*** Opening SUPPLIED DATA ***
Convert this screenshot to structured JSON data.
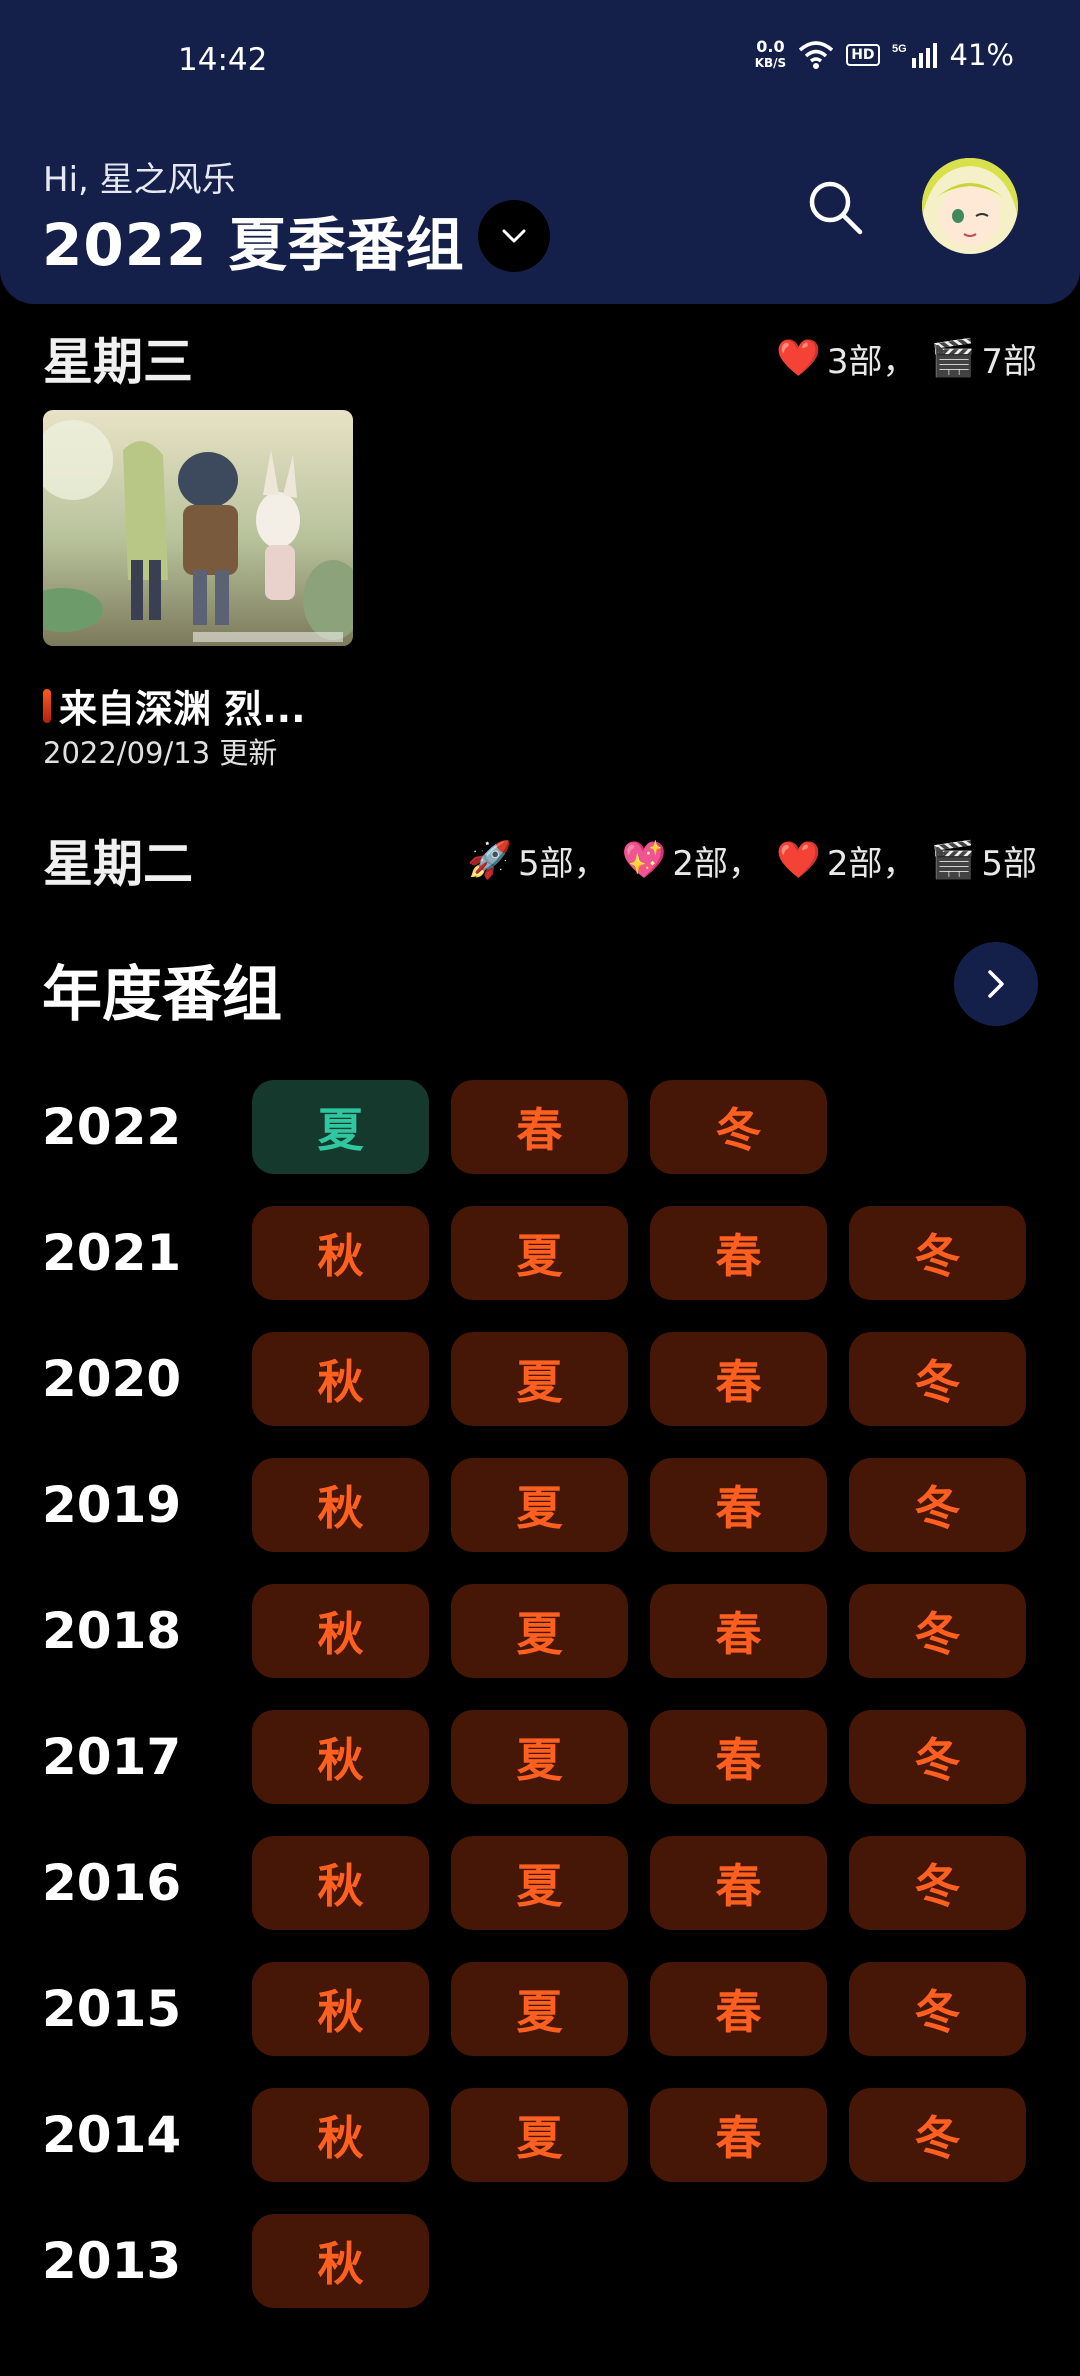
{
  "status_bar": {
    "time": "14:42",
    "net_speed_value": "0.0",
    "net_speed_unit": "KB/S",
    "hd": "HD",
    "signal": "5G",
    "battery": "41%"
  },
  "header": {
    "greeting": "Hi, 星之风乐",
    "title": "2022 夏季番组"
  },
  "schedule": [
    {
      "day": "星期三",
      "stats": [
        {
          "emoji": "❤️",
          "text": "3部，"
        },
        {
          "emoji": "🎬",
          "text": "7部"
        }
      ]
    },
    {
      "day": "星期二",
      "stats": [
        {
          "emoji": "🚀",
          "text": "5部，"
        },
        {
          "emoji": "💖",
          "text": "2部，"
        },
        {
          "emoji": "❤️",
          "text": "2部，"
        },
        {
          "emoji": "🎬",
          "text": "5部"
        }
      ]
    }
  ],
  "card": {
    "title": "来自深渊 烈...",
    "date": "2022/09/13 更新"
  },
  "annual": {
    "title": "年度番组",
    "years": [
      {
        "year": "2022",
        "seasons": [
          "夏",
          "春",
          "冬"
        ]
      },
      {
        "year": "2021",
        "seasons": [
          "秋",
          "夏",
          "春",
          "冬"
        ]
      },
      {
        "year": "2020",
        "seasons": [
          "秋",
          "夏",
          "春",
          "冬"
        ]
      },
      {
        "year": "2019",
        "seasons": [
          "秋",
          "夏",
          "春",
          "冬"
        ]
      },
      {
        "year": "2018",
        "seasons": [
          "秋",
          "夏",
          "春",
          "冬"
        ]
      },
      {
        "year": "2017",
        "seasons": [
          "秋",
          "夏",
          "春",
          "冬"
        ]
      },
      {
        "year": "2016",
        "seasons": [
          "秋",
          "夏",
          "春",
          "冬"
        ]
      },
      {
        "year": "2015",
        "seasons": [
          "秋",
          "夏",
          "春",
          "冬"
        ]
      },
      {
        "year": "2014",
        "seasons": [
          "秋",
          "夏",
          "春",
          "冬"
        ]
      },
      {
        "year": "2013",
        "seasons": [
          "秋"
        ]
      }
    ]
  },
  "colors": {
    "header_bg": "#14204a",
    "season_bg": "#461706",
    "season_text": "#ff5f1f",
    "current_bg": "#15392d",
    "current_text": "#2ec7a0"
  }
}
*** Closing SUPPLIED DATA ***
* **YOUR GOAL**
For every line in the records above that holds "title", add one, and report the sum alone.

* **TASK SOLUTION**
3